**PROVIDED ENTRIES:**
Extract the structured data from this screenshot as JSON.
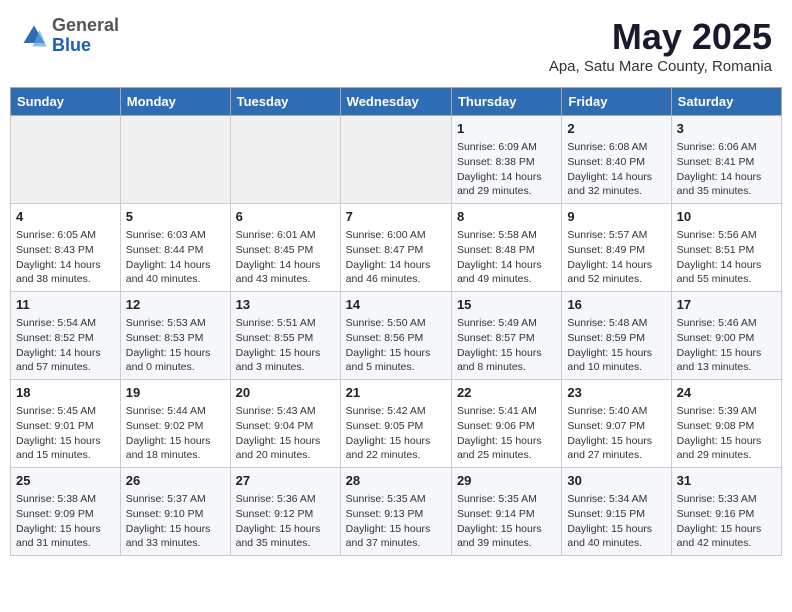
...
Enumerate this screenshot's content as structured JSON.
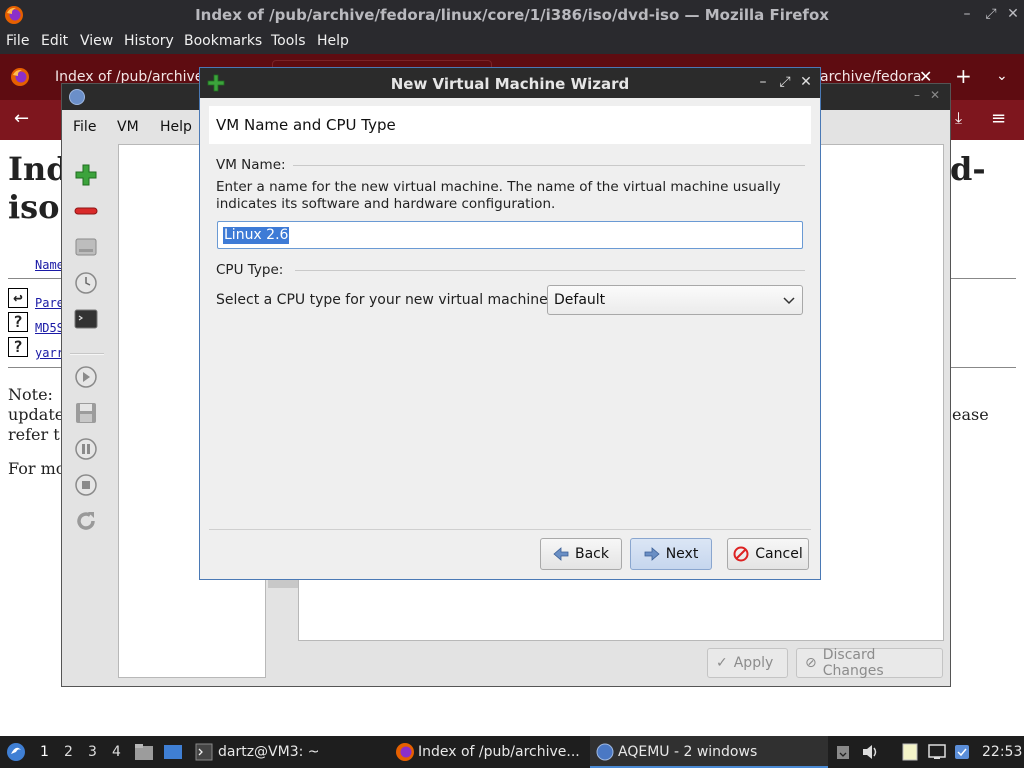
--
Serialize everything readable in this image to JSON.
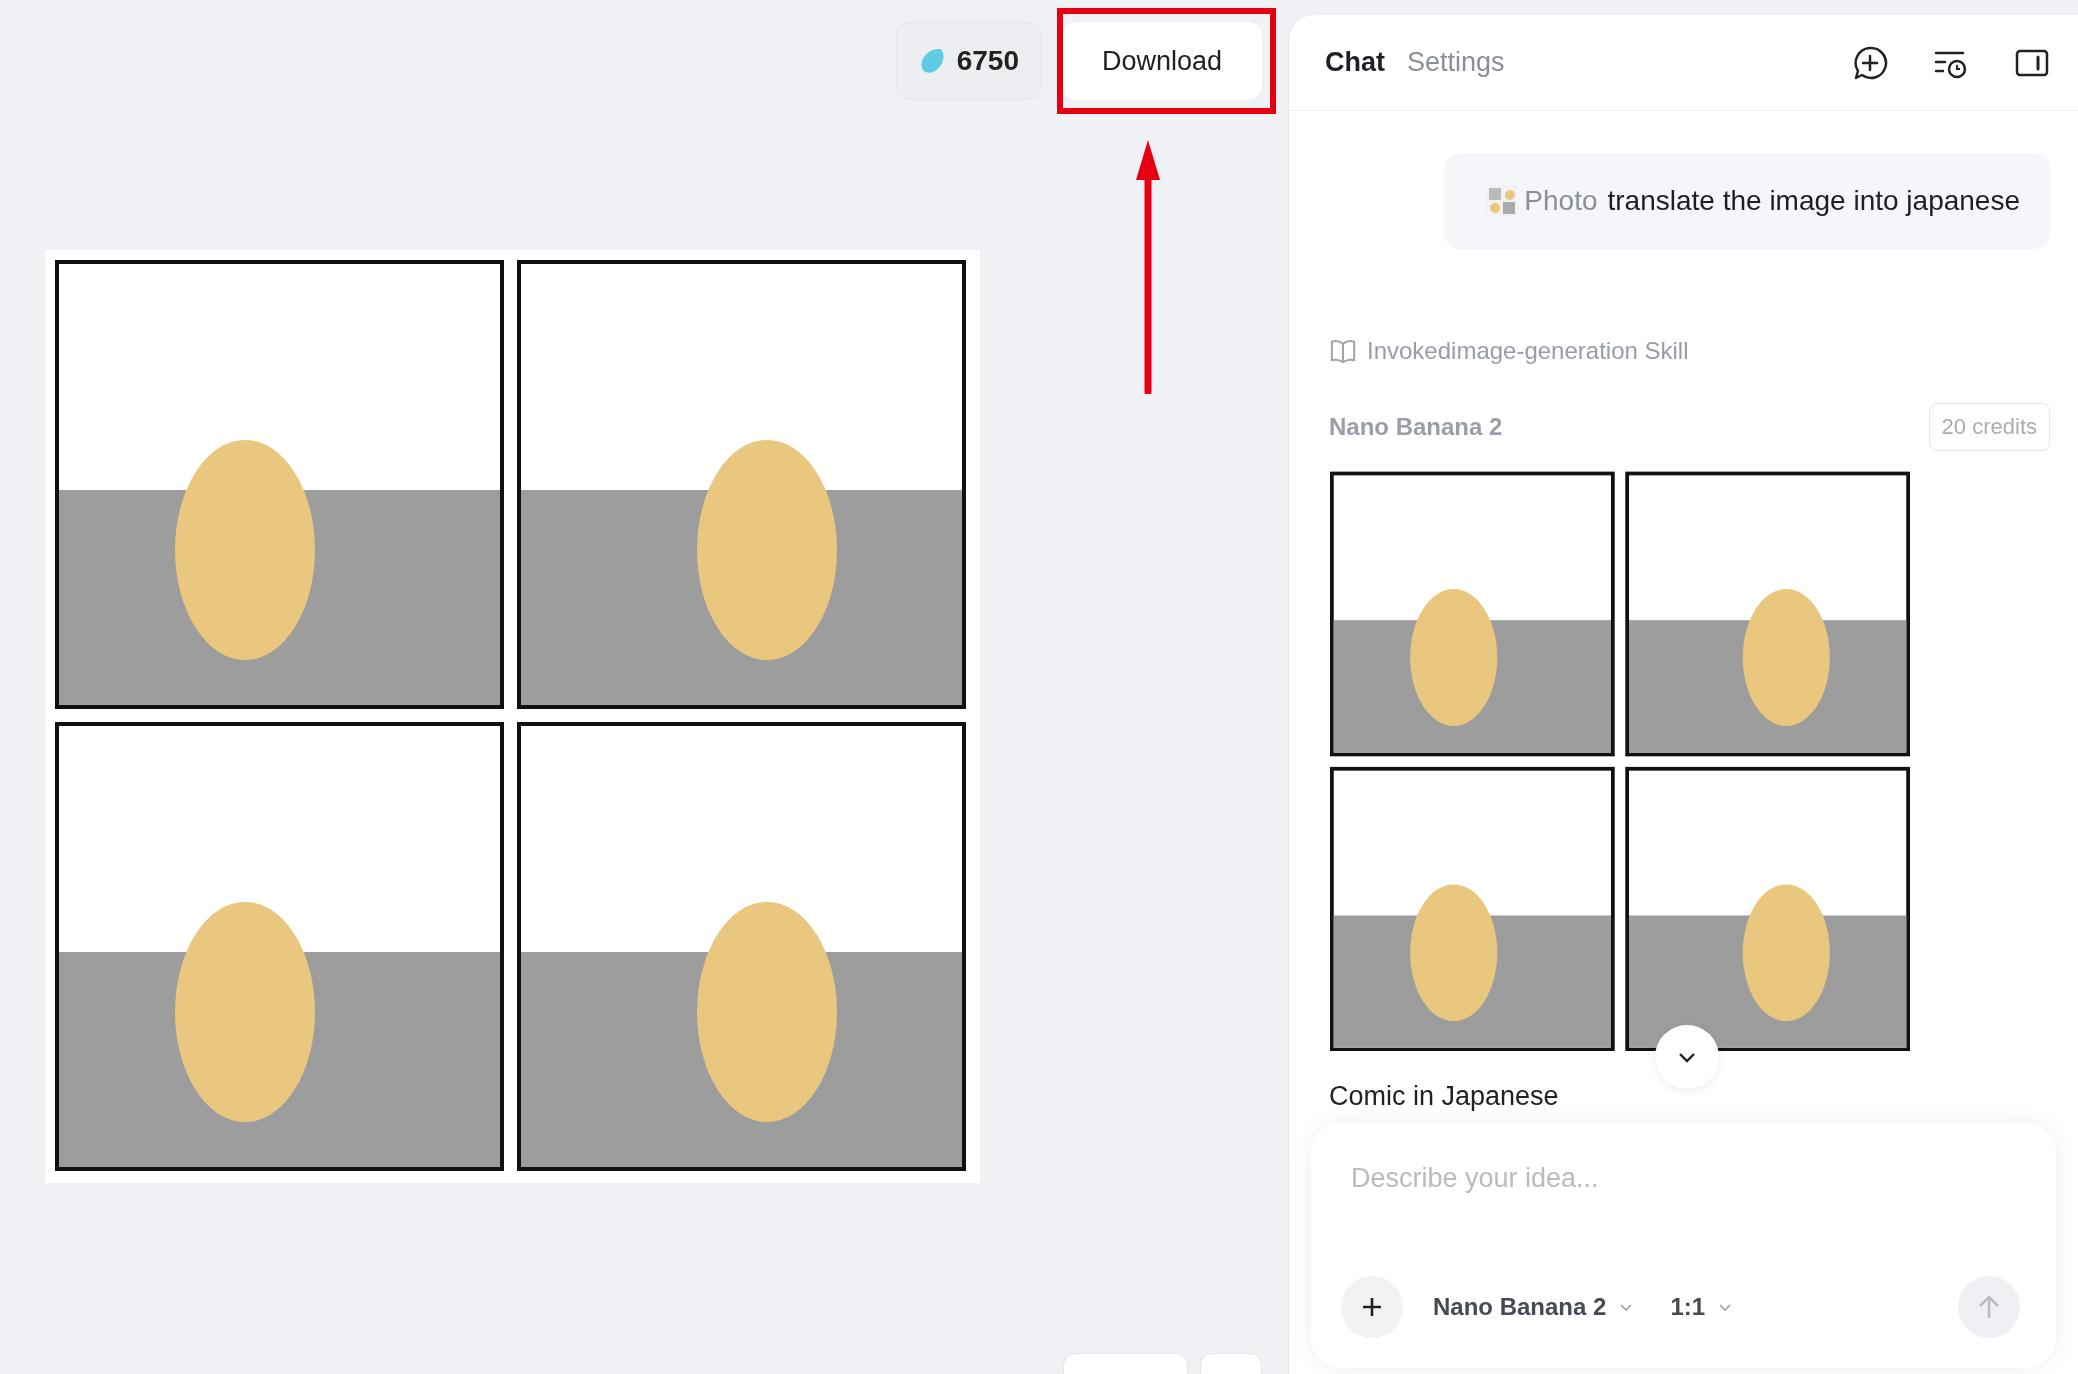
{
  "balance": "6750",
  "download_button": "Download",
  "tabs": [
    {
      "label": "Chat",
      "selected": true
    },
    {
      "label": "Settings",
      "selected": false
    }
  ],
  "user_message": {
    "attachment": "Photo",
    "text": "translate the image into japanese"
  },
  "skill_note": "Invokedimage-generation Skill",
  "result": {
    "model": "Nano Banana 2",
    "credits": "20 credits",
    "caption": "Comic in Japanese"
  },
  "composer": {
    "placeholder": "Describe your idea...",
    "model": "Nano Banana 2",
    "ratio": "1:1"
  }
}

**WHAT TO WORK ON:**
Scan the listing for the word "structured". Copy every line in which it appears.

**OUTPUT OF THE TASK:**
Extract the structured data from this screenshot as JSON.
Enumerate this screenshot's content as structured JSON.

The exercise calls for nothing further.